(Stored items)
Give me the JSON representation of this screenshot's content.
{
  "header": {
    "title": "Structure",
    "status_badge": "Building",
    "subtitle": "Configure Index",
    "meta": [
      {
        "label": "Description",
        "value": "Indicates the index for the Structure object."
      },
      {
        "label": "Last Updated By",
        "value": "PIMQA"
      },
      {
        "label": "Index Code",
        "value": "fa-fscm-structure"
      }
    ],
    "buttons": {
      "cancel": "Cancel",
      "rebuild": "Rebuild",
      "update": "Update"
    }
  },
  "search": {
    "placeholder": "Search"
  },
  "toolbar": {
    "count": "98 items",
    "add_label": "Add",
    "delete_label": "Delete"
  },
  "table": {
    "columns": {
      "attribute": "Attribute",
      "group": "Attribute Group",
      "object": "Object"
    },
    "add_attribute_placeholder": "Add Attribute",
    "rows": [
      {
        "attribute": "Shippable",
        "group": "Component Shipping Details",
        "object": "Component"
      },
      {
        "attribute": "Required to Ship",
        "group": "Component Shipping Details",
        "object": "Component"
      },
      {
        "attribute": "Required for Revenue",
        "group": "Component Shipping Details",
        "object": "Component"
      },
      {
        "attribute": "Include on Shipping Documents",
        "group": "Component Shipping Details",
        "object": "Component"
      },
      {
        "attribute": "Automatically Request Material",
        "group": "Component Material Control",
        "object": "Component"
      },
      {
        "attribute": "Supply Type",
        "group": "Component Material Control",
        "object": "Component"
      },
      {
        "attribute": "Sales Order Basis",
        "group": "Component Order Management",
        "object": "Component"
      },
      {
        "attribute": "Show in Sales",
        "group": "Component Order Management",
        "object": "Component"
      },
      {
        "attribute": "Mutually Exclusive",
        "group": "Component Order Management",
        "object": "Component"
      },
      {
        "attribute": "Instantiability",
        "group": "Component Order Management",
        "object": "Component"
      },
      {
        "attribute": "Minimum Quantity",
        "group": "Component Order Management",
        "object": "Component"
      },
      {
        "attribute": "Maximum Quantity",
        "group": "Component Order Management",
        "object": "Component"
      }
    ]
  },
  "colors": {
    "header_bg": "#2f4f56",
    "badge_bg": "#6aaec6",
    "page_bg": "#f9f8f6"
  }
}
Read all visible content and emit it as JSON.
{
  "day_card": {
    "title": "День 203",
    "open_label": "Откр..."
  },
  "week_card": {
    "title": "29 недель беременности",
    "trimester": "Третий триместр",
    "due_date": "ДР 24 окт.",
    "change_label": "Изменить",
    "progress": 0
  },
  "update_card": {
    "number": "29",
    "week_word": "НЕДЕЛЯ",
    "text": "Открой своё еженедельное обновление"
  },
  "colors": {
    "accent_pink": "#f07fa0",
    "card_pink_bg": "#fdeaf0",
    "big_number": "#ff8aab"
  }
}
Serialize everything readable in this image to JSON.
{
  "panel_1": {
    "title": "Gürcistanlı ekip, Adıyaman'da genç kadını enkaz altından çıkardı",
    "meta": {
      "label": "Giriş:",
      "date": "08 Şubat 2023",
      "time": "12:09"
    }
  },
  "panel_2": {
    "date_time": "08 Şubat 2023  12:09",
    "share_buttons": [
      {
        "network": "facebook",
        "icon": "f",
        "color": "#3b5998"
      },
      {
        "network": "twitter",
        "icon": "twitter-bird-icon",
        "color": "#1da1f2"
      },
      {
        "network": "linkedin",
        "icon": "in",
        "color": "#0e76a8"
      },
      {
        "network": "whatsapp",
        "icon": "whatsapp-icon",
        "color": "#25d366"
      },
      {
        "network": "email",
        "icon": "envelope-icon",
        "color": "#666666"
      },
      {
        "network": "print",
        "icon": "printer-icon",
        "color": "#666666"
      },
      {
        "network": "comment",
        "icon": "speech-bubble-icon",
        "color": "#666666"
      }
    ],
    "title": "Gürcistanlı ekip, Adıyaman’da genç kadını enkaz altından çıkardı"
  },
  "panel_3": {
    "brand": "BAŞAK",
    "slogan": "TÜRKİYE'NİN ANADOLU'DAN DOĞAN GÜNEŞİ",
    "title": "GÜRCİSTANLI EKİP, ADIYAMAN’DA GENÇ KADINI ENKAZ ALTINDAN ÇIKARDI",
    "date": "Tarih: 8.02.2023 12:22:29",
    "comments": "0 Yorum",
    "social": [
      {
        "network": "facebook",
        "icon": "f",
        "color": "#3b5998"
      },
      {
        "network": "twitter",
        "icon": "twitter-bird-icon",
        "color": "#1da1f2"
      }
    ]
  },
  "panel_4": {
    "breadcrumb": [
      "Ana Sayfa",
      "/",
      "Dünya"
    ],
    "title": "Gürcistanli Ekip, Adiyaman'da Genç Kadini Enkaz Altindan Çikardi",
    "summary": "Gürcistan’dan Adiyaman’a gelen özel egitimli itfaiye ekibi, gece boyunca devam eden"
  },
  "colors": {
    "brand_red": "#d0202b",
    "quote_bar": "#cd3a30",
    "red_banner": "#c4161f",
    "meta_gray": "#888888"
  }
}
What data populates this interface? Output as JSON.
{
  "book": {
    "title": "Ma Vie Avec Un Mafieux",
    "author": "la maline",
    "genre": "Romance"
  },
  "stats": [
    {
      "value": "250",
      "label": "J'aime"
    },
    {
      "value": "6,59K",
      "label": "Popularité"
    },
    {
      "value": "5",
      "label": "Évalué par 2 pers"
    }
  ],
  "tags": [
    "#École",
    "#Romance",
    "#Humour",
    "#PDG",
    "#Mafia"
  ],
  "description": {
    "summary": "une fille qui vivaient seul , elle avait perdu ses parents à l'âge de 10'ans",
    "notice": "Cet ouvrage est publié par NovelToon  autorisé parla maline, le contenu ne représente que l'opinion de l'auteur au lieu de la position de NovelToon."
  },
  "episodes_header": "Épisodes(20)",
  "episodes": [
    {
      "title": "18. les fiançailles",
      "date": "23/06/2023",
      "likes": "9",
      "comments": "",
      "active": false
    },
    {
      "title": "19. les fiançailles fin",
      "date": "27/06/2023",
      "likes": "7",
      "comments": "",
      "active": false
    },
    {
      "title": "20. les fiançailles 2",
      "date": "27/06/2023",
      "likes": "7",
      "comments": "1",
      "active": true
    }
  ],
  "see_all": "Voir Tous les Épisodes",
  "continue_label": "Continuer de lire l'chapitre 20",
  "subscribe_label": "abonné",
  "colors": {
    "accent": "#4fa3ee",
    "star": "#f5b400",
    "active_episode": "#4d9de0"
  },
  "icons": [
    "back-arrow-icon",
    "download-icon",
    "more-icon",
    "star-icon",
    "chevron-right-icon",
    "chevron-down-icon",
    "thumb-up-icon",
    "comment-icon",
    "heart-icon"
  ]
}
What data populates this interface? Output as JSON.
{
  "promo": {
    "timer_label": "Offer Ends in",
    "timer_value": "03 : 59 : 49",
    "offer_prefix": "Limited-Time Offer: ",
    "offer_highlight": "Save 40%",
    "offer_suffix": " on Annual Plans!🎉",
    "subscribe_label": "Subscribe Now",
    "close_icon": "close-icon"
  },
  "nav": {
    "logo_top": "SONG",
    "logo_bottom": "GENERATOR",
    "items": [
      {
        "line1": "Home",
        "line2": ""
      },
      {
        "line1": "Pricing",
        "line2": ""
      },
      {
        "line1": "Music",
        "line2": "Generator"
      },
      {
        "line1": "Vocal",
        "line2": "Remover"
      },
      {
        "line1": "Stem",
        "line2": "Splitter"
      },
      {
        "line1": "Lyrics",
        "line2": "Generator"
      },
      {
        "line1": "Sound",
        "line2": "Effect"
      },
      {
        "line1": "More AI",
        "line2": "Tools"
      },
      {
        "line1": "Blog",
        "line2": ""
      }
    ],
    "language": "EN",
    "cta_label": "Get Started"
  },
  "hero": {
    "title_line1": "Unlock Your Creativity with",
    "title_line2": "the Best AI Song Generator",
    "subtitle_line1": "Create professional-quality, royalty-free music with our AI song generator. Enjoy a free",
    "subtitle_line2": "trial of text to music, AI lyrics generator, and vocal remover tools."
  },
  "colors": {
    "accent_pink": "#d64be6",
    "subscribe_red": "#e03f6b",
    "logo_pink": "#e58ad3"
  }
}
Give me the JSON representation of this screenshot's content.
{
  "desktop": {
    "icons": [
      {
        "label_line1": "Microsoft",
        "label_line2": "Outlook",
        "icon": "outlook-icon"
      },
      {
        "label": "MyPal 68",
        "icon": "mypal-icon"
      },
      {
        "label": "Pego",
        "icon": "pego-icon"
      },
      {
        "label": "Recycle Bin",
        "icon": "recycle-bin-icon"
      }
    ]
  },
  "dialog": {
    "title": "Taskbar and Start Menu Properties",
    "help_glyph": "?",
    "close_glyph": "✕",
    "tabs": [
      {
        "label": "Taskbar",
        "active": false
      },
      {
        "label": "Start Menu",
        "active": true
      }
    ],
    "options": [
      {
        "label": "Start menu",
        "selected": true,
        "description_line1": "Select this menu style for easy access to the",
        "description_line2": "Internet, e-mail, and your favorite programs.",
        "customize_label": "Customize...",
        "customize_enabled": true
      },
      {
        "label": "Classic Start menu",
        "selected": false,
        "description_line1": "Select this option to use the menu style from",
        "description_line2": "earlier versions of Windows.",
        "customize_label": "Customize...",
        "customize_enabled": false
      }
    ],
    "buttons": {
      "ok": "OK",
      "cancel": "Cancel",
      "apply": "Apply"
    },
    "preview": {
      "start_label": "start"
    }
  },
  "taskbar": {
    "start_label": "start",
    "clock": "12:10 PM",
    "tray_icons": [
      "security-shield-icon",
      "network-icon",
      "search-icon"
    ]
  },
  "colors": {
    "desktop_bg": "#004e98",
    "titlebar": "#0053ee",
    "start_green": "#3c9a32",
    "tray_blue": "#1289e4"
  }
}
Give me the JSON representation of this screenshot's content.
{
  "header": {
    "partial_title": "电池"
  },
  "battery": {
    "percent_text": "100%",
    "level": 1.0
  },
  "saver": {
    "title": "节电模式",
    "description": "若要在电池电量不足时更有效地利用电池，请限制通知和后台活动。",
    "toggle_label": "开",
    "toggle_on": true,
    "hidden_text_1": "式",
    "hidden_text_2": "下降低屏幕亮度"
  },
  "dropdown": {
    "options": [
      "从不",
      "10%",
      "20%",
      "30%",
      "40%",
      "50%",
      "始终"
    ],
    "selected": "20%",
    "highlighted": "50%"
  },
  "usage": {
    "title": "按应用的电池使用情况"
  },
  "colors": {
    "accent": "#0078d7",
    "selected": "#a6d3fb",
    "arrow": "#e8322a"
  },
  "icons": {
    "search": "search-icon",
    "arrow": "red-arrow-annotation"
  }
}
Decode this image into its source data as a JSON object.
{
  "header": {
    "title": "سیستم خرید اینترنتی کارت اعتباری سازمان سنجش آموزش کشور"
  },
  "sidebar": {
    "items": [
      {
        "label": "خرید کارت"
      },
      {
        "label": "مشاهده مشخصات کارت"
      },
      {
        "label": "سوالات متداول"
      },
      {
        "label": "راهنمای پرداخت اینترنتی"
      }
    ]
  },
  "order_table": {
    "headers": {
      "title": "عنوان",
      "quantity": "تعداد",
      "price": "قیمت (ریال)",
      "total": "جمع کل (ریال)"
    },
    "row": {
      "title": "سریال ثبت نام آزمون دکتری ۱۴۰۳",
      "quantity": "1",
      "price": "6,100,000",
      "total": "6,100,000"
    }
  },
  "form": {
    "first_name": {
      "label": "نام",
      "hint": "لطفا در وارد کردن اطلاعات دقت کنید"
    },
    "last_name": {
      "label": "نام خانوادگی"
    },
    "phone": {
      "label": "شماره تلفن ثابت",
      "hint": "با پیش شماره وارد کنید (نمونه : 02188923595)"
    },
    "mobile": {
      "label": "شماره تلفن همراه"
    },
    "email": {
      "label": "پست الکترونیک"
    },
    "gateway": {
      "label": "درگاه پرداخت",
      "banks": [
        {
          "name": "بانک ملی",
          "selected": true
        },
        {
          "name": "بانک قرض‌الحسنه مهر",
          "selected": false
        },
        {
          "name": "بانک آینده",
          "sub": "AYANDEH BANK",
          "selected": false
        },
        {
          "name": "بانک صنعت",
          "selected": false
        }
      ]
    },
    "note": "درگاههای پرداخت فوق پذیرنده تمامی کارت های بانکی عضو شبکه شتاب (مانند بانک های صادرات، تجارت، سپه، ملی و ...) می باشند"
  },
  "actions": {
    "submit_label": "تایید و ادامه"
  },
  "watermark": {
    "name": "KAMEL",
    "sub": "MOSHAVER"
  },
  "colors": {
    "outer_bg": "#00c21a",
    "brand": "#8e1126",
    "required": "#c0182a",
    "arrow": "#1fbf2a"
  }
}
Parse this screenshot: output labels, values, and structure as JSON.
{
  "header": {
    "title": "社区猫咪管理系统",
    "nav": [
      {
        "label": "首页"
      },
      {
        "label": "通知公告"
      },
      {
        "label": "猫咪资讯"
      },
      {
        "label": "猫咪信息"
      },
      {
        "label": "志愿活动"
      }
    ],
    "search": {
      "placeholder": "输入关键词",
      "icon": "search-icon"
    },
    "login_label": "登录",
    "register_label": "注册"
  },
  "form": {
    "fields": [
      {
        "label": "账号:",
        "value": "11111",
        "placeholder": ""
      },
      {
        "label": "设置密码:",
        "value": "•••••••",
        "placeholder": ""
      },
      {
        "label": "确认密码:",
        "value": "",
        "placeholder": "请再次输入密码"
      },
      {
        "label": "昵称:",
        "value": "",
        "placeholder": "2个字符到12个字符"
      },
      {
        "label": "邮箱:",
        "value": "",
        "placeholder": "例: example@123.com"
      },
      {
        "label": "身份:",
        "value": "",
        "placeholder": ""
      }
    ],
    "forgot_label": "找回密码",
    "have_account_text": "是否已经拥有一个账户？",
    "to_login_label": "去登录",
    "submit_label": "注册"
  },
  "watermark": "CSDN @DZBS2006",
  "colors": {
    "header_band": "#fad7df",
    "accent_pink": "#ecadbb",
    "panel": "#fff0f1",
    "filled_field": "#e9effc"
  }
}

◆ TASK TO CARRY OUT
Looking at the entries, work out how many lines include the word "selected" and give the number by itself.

◆ SOLVED EXERCISE
8